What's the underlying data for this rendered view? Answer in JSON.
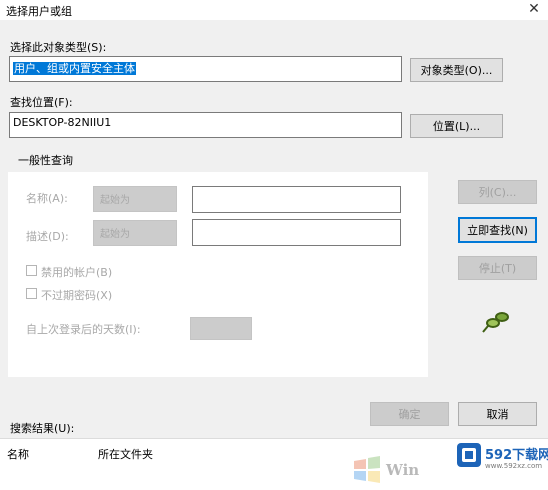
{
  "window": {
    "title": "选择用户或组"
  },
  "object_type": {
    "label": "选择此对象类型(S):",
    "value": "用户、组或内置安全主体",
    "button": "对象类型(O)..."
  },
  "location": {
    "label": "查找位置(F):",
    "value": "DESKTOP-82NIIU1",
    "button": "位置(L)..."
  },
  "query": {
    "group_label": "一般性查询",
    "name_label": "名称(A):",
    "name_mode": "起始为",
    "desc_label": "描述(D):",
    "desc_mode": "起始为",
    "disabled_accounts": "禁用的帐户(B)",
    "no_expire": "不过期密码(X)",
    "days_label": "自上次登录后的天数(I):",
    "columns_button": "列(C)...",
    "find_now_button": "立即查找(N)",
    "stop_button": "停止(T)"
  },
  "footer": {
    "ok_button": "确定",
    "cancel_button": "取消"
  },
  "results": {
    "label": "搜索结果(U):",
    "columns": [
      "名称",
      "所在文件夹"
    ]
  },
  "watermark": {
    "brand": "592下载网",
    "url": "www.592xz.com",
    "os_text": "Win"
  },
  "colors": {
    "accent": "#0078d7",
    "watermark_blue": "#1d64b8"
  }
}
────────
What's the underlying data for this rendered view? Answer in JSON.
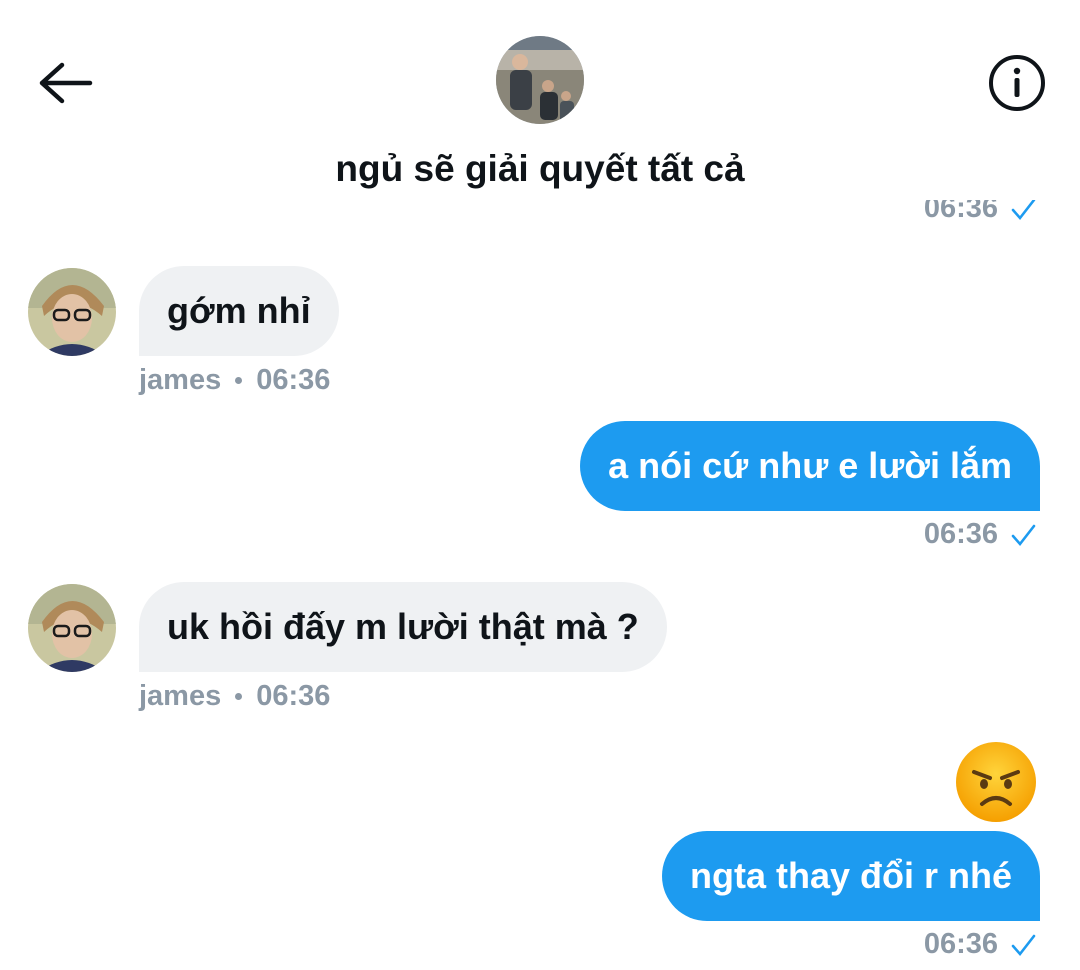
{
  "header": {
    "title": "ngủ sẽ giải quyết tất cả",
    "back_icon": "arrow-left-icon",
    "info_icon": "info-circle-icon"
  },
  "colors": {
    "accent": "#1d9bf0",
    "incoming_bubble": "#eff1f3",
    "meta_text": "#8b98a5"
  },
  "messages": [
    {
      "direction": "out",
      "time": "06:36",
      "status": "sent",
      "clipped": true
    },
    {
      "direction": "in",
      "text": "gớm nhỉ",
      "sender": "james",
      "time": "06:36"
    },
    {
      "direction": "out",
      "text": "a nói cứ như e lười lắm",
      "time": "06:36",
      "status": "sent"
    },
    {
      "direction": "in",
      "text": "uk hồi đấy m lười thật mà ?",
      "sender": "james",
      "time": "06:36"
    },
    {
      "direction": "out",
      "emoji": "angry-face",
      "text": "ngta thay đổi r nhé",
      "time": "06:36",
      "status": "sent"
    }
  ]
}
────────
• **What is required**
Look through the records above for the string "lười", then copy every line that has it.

• **Finished exercise**
      "text": "a nói cứ như e lười lắm",
      "text": "uk hồi đấy m lười thật mà ?",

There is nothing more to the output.